[App and web page records]
Content starts

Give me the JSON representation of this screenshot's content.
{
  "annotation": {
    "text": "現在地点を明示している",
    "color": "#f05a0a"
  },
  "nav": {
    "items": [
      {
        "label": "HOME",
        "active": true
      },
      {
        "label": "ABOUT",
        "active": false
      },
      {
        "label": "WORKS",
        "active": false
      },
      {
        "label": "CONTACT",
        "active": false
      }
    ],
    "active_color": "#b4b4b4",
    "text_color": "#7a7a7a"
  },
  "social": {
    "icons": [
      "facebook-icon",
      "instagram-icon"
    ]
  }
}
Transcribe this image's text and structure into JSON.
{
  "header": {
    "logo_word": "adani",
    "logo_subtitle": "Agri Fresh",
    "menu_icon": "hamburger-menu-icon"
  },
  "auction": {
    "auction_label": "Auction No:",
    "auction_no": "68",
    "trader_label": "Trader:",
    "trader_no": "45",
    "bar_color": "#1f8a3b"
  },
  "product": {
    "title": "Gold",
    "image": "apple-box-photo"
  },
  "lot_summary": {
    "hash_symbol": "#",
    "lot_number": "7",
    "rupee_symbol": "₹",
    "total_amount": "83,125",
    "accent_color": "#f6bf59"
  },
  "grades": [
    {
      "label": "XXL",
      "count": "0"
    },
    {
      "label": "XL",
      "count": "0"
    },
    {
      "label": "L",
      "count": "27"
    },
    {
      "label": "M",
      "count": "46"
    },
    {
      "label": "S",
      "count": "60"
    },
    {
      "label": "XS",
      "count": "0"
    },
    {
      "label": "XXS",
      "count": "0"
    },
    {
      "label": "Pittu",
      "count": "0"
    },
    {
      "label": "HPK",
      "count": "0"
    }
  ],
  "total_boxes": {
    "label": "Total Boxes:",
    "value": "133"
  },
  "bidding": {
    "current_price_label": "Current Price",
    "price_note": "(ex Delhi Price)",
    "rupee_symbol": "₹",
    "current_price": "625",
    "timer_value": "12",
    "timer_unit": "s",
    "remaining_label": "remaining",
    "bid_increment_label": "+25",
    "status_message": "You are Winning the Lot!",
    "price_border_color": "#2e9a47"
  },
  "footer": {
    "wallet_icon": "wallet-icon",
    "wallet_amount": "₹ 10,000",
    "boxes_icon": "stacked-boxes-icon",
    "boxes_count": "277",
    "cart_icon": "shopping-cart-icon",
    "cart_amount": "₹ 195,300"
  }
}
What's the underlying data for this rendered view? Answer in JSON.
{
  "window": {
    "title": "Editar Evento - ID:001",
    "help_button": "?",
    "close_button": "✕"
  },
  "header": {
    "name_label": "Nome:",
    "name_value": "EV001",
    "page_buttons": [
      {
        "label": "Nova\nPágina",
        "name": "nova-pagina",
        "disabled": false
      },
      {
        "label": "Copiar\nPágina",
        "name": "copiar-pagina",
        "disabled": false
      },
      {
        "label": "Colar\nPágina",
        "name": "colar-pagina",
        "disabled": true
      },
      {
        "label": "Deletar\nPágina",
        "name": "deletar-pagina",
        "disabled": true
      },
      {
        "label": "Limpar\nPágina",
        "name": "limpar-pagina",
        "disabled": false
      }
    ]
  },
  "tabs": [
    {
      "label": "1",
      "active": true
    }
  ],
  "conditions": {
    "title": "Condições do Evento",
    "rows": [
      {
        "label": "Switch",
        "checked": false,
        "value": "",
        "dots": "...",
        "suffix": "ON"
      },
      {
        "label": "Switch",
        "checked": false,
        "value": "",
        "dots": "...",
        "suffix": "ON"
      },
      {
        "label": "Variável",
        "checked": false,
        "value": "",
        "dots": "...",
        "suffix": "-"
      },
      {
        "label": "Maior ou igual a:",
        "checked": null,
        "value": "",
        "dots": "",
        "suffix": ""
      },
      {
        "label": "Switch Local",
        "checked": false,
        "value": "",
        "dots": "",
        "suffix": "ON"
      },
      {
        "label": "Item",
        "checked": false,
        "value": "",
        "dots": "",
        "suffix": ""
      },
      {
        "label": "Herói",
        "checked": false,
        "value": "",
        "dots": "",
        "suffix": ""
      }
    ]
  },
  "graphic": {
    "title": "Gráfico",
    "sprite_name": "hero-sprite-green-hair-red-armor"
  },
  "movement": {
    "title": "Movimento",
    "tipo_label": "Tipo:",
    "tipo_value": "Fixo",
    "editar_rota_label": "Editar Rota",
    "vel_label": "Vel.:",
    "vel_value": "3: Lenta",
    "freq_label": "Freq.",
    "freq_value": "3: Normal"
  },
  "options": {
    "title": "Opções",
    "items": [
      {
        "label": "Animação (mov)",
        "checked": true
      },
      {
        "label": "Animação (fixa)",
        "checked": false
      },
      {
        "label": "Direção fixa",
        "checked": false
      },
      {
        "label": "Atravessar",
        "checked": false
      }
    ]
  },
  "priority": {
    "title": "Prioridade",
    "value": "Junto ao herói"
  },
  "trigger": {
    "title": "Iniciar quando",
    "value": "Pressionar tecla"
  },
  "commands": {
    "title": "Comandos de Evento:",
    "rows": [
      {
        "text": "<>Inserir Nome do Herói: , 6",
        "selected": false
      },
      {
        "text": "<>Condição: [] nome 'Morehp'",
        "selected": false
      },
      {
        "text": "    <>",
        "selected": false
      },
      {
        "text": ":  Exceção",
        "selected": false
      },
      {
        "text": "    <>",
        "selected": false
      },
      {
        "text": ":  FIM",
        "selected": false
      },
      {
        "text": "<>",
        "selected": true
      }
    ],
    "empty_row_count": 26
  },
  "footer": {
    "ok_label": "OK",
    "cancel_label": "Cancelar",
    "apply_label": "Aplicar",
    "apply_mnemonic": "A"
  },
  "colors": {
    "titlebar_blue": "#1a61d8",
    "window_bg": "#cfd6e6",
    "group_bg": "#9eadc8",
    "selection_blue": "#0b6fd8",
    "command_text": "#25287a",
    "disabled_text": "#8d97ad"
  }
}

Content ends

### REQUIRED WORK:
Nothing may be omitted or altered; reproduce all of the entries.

### WORKED SOLUTION:
Give me the JSON representation of this screenshot's content.
{
  "annotation": {
    "text": "現在地点を明示している",
    "color": "#f05a0a"
  },
  "nav": {
    "items": [
      {
        "label": "HOME",
        "active": true
      },
      {
        "label": "ABOUT",
        "active": false
      },
      {
        "label": "WORKS",
        "active": false
      },
      {
        "label": "CONTACT",
        "active": false
      }
    ],
    "active_color": "#b4b4b4",
    "text_color": "#7a7a7a"
  },
  "social": {
    "icons": [
      "facebook-icon",
      "instagram-icon"
    ]
  }
}
Transcribe this image's text and structure into JSON.
{
  "header": {
    "logo_word": "adani",
    "logo_subtitle": "Agri Fresh",
    "menu_icon": "hamburger-menu-icon"
  },
  "auction": {
    "auction_label": "Auction No:",
    "auction_no": "68",
    "trader_label": "Trader:",
    "trader_no": "45",
    "bar_color": "#1f8a3b"
  },
  "product": {
    "title": "Gold",
    "image": "apple-box-photo"
  },
  "lot_summary": {
    "hash_symbol": "#",
    "lot_number": "7",
    "rupee_symbol": "₹",
    "total_amount": "83,125",
    "accent_color": "#f6bf59"
  },
  "grades": [
    {
      "label": "XXL",
      "count": "0"
    },
    {
      "label": "XL",
      "count": "0"
    },
    {
      "label": "L",
      "count": "27"
    },
    {
      "label": "M",
      "count": "46"
    },
    {
      "label": "S",
      "count": "60"
    },
    {
      "label": "XS",
      "count": "0"
    },
    {
      "label": "XXS",
      "count": "0"
    },
    {
      "label": "Pittu",
      "count": "0"
    },
    {
      "label": "HPK",
      "count": "0"
    }
  ],
  "total_boxes": {
    "label": "Total Boxes:",
    "value": "133"
  },
  "bidding": {
    "current_price_label": "Current Price",
    "price_note": "(ex Delhi Price)",
    "rupee_symbol": "₹",
    "current_price": "625",
    "timer_value": "12",
    "timer_unit": "s",
    "remaining_label": "remaining",
    "bid_increment_label": "+25",
    "status_message": "You are Winning the Lot!",
    "price_border_color": "#2e9a47"
  },
  "footer": {
    "wallet_icon": "wallet-icon",
    "wallet_amount": "₹ 10,000",
    "boxes_icon": "stacked-boxes-icon",
    "boxes_count": "277",
    "cart_icon": "shopping-cart-icon",
    "cart_amount": "₹ 195,300"
  }
}
What's the underlying data for this rendered view? Answer in JSON.
{
  "window": {
    "title": "Editar Evento - ID:001",
    "help_button": "?",
    "close_button": "✕"
  },
  "header": {
    "name_label": "Nome:",
    "name_value": "EV001",
    "page_buttons": [
      {
        "label": "Nova\nPágina",
        "name": "nova-pagina",
        "disabled": false
      },
      {
        "label": "Copiar\nPágina",
        "name": "copiar-pagina",
        "disabled": false
      },
      {
        "label": "Colar\nPágina",
        "name": "colar-pagina",
        "disabled": true
      },
      {
        "label": "Deletar\nPágina",
        "name": "deletar-pagina",
        "disabled": true
      },
      {
        "label": "Limpar\nPágina",
        "name": "limpar-pagina",
        "disabled": false
      }
    ]
  },
  "tabs": [
    {
      "label": "1",
      "active": true
    }
  ],
  "conditions": {
    "title": "Condições do Evento",
    "rows": [
      {
        "label": "Switch",
        "checked": false,
        "value": "",
        "dots": "...",
        "suffix": "ON"
      },
      {
        "label": "Switch",
        "checked": false,
        "value": "",
        "dots": "...",
        "suffix": "ON"
      },
      {
        "label": "Variável",
        "checked": false,
        "value": "",
        "dots": "...",
        "suffix": "-"
      },
      {
        "label": "Maior ou igual a:",
        "checked": null,
        "value": "",
        "dots": "",
        "suffix": ""
      },
      {
        "label": "Switch Local",
        "checked": false,
        "value": "",
        "dots": "",
        "suffix": "ON"
      },
      {
        "label": "Item",
        "checked": false,
        "value": "",
        "dots": "",
        "suffix": ""
      },
      {
        "label": "Herói",
        "checked": false,
        "value": "",
        "dots": "",
        "suffix": ""
      }
    ]
  },
  "graphic": {
    "title": "Gráfico",
    "sprite_name": "hero-sprite-green-hair-red-armor"
  },
  "movement": {
    "title": "Movimento",
    "tipo_label": "Tipo:",
    "tipo_value": "Fixo",
    "editar_rota_label": "Editar Rota",
    "vel_label": "Vel.:",
    "vel_value": "3: Lenta",
    "freq_label": "Freq.",
    "freq_value": "3: Normal"
  },
  "options": {
    "title": "Opções",
    "items": [
      {
        "label": "Animação (mov)",
        "checked": true
      },
      {
        "label": "Animação (fixa)",
        "checked": false
      },
      {
        "label": "Direção fixa",
        "checked": false
      },
      {
        "label": "Atravessar",
        "checked": false
      }
    ]
  },
  "priority": {
    "title": "Prioridade",
    "value": "Junto ao herói"
  },
  "trigger": {
    "title": "Iniciar quando",
    "value": "Pressionar tecla"
  },
  "commands": {
    "title": "Comandos de Evento:",
    "rows": [
      {
        "text": "<>Inserir Nome do Herói: , 6",
        "selected": false
      },
      {
        "text": "<>Condição: [] nome 'Morehp'",
        "selected": false
      },
      {
        "text": "    <>",
        "selected": false
      },
      {
        "text": ":  Exceção",
        "selected": false
      },
      {
        "text": "    <>",
        "selected": false
      },
      {
        "text": ":  FIM",
        "selected": false
      },
      {
        "text": "<>",
        "selected": true
      }
    ],
    "empty_row_count": 26
  },
  "footer": {
    "ok_label": "OK",
    "cancel_label": "Cancelar",
    "apply_label": "Aplicar",
    "apply_mnemonic": "A"
  },
  "colors": {
    "titlebar_blue": "#1a61d8",
    "window_bg": "#cfd6e6",
    "group_bg": "#9eadc8",
    "selection_blue": "#0b6fd8",
    "command_text": "#25287a",
    "disabled_text": "#8d97ad"
  }
}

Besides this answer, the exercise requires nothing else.